_Work request_
Repeat every record exactly as written.

[Extracted data Boundary: Start]

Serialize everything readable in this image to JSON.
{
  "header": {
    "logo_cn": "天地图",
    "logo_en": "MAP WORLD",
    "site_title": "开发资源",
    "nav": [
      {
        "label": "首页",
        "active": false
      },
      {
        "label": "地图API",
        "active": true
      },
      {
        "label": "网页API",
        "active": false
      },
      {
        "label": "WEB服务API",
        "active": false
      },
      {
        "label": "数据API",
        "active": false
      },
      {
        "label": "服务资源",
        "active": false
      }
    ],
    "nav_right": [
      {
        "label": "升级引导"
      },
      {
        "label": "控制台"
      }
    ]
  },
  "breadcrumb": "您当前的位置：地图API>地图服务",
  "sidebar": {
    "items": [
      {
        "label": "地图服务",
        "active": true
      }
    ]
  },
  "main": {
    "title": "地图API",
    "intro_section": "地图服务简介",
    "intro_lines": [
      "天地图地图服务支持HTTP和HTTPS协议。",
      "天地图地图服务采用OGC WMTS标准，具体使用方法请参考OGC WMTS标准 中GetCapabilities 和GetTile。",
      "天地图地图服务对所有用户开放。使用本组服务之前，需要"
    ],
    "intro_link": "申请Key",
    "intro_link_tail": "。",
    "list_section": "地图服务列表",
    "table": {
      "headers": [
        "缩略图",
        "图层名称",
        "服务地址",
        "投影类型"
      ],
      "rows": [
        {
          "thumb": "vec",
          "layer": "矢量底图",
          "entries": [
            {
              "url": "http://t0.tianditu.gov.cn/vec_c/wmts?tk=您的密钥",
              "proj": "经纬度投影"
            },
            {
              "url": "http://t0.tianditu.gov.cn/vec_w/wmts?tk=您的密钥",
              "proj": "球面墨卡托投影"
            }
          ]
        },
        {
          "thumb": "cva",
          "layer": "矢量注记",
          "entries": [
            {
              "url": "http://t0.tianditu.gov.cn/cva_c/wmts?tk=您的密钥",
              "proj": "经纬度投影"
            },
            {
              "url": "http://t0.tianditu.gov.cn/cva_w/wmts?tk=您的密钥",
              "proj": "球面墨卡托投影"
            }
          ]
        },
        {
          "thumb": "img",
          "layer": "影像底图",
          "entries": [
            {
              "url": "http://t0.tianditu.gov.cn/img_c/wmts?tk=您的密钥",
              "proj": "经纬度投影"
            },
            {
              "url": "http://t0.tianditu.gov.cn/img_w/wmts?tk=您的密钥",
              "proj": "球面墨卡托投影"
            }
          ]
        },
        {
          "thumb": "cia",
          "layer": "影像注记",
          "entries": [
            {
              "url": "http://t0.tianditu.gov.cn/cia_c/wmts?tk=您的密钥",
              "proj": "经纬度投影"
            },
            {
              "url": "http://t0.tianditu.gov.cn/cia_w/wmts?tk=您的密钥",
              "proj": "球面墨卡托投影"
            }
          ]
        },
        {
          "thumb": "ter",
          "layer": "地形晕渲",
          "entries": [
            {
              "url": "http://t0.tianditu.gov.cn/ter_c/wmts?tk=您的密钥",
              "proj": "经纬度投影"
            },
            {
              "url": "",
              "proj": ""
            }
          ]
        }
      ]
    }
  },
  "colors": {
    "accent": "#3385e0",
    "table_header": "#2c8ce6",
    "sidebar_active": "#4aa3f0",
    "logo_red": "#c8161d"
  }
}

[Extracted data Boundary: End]

_Task output_
Serialize everything readable in this image to JSON.
{
  "header": {
    "logo_cn": "天地图",
    "logo_en": "MAP WORLD",
    "site_title": "开发资源",
    "nav": [
      {
        "label": "首页",
        "active": false
      },
      {
        "label": "地图API",
        "active": true
      },
      {
        "label": "网页API",
        "active": false
      },
      {
        "label": "WEB服务API",
        "active": false
      },
      {
        "label": "数据API",
        "active": false
      },
      {
        "label": "服务资源",
        "active": false
      }
    ],
    "nav_right": [
      {
        "label": "升级引导"
      },
      {
        "label": "控制台"
      }
    ]
  },
  "breadcrumb": "您当前的位置：地图API>地图服务",
  "sidebar": {
    "items": [
      {
        "label": "地图服务",
        "active": true
      }
    ]
  },
  "main": {
    "title": "地图API",
    "intro_section": "地图服务简介",
    "intro_lines": [
      "天地图地图服务支持HTTP和HTTPS协议。",
      "天地图地图服务采用OGC WMTS标准，具体使用方法请参考OGC WMTS标准 中GetCapabilities 和GetTile。",
      "天地图地图服务对所有用户开放。使用本组服务之前，需要"
    ],
    "intro_link": "申请Key",
    "intro_link_tail": "。",
    "list_section": "地图服务列表",
    "table": {
      "headers": [
        "缩略图",
        "图层名称",
        "服务地址",
        "投影类型"
      ],
      "rows": [
        {
          "thumb": "vec",
          "layer": "矢量底图",
          "entries": [
            {
              "url": "http://t0.tianditu.gov.cn/vec_c/wmts?tk=您的密钥",
              "proj": "经纬度投影"
            },
            {
              "url": "http://t0.tianditu.gov.cn/vec_w/wmts?tk=您的密钥",
              "proj": "球面墨卡托投影"
            }
          ]
        },
        {
          "thumb": "cva",
          "layer": "矢量注记",
          "entries": [
            {
              "url": "http://t0.tianditu.gov.cn/cva_c/wmts?tk=您的密钥",
              "proj": "经纬度投影"
            },
            {
              "url": "http://t0.tianditu.gov.cn/cva_w/wmts?tk=您的密钥",
              "proj": "球面墨卡托投影"
            }
          ]
        },
        {
          "thumb": "img",
          "layer": "影像底图",
          "entries": [
            {
              "url": "http://t0.tianditu.gov.cn/img_c/wmts?tk=您的密钥",
              "proj": "经纬度投影"
            },
            {
              "url": "http://t0.tianditu.gov.cn/img_w/wmts?tk=您的密钥",
              "proj": "球面墨卡托投影"
            }
          ]
        },
        {
          "thumb": "cia",
          "layer": "影像注记",
          "entries": [
            {
              "url": "http://t0.tianditu.gov.cn/cia_c/wmts?tk=您的密钥",
              "proj": "经纬度投影"
            },
            {
              "url": "http://t0.tianditu.gov.cn/cia_w/wmts?tk=您的密钥",
              "proj": "球面墨卡托投影"
            }
          ]
        },
        {
          "thumb": "ter",
          "layer": "地形晕渲",
          "entries": [
            {
              "url": "http://t0.tianditu.gov.cn/ter_c/wmts?tk=您的密钥",
              "proj": "经纬度投影"
            },
            {
              "url": "",
              "proj": ""
            }
          ]
        }
      ]
    }
  },
  "colors": {
    "accent": "#3385e0",
    "table_header": "#2c8ce6",
    "sidebar_active": "#4aa3f0",
    "logo_red": "#c8161d"
  }
}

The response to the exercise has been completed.